THE LAST EXORCISM (2010) The prospect of journeying to Hell and back seems less daunting than sitting through another horror yarn made in the faux-documentary style of The Blair Witch Project, but this sleeper hit proves to be a pleasant surprise. Director Daniel Stamm uses the fake cinéma vérité style to milk a lot of tension out of this feature in which the disillusioned Reverend Cotton Marcus (Patrick Fabian) takes along a documentary crew to perform an exorcism in some remote Louisiana hellhole, in an effort to prove that exorcisms are bogus and merely prey upon the superstitions of rubes. Cotton thinks he’s found a perfect showcase as devout farmer Louis Sweetzer (Louis Herthum) insists that his sweet teenage daughter Nell (Ashley Bell) is demonically possessed. After some initial scoffing, Cotton realizes that there is indeed something wrong with the girl, but is it merely psychological trauma or is Satan really hanging around? Propelled by unexceptionally fine performances from Fabian and Bell, this creepy yarn builds to a powerhouse ending that would be even stronger were it not so choppy and truncated. In fact, too many unanswered questions prevent this movie from soaring to even greater heights. Still, as a deftly executed piece of unsettling cinema, it’s only fair to give Stamm and scripters Huck Botko and Andrew Gurland — oh, and the devil — their due.
ATTACK THE BLOCK (2011). Writer-director Joe Cornish’s film is a low-budget firecracker that’s as adept at tackling social issues as it is at providing sci-fi thrills.
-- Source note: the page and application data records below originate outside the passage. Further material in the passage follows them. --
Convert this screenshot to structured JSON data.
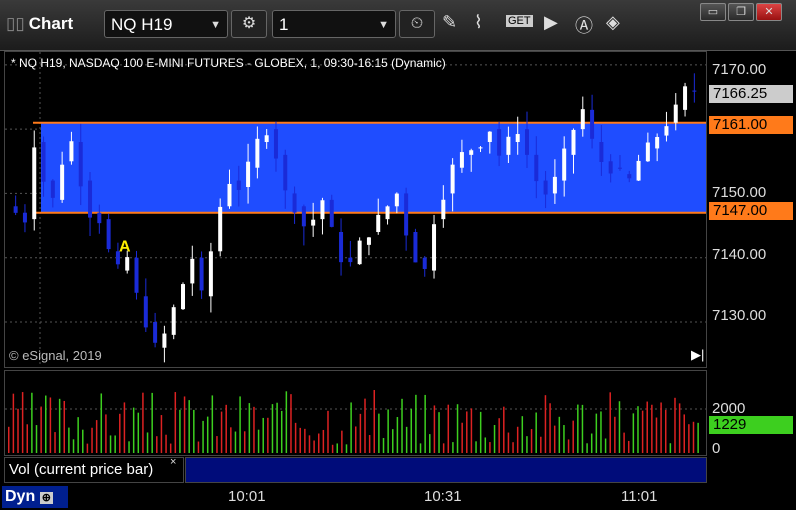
{
  "window": {
    "title": "Chart",
    "symbol": "NQ H19",
    "interval": "1",
    "min_icon": "minimize-icon",
    "restore_icon": "restore-icon",
    "close_icon": "close-icon"
  },
  "toolbar": {
    "icons": [
      "gear-icon",
      "clock-icon",
      "pencil-icon",
      "indicator-icon",
      "get-icon",
      "play-icon",
      "alert-icon",
      "diamond-icon"
    ],
    "get_label": "GET"
  },
  "chart": {
    "header": "* NQ H19, NASDAQ 100 E-MINI FUTURES - GLOBEX, 1, 09:30-16:15 (Dynamic)",
    "copyright": "© eSignal, 2019",
    "annotation": "A",
    "yticks": [
      "7170.00",
      "7150.00",
      "7140.00",
      "7130.00"
    ],
    "price_tag": "7166.25",
    "upper_line_tag": "7161.00",
    "lower_line_tag": "7147.00",
    "colors": {
      "band": "#1f4dff",
      "line": "#ff7a1a",
      "up": "#ffffff",
      "down": "#1a2bd8",
      "annotation": "#ffee00"
    }
  },
  "chart_data": {
    "type": "bar",
    "xlabel": "",
    "ylabel": "",
    "ylim": [
      7123,
      7172
    ],
    "reference_lines": [
      7161.0,
      7147.0
    ],
    "bars_note": "",
    "volume_current": "1229",
    "volume_tick": "2000",
    "volume_zero": "0"
  },
  "volume": {
    "label": "Vol (current price bar)",
    "close_x": "×",
    "current": "1229",
    "tick_2000": "2000",
    "tick_0": "0"
  },
  "xaxis": {
    "ticks": [
      "10:01",
      "10:31",
      "11:01"
    ],
    "dyn_label": "Dyn"
  }
}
It opens with a gang of South London kids robbing a woman before having a run-in with a nasty critter from outer space. After gang leader Moses (John Boyega of Star Wars fame) and his four friends take down the alien, they find that their neighborhood is suddenly the target of more of these marauding monsters (a cool design, they look like black furballs with glowing teeth). Sam (Jodie Whittaker of Dr. Who fame), the victim of their mugging, tries to have them arrested but is soon forced to reluctantly join them to ward off the extraterrestrial intruders. But Sam’s anger doesn’t dissipate in the face of otherworldly evil, and the beauty of the movie is how she constantly reminds these street toughs that she’s still pissed, that what they did was inexcusable, and that actions have consequences. As embodied by Whittaker, Sam is a wonderful character: intelligent, tough, and resourceful. Meanwhile, the five inner-city lads, invisible to the world, make their presence known in a positive manner: They mature, they accept responsibility, and they’re doing it in a fantasy flick that’s perpetually exciting, amusing, and out of this world.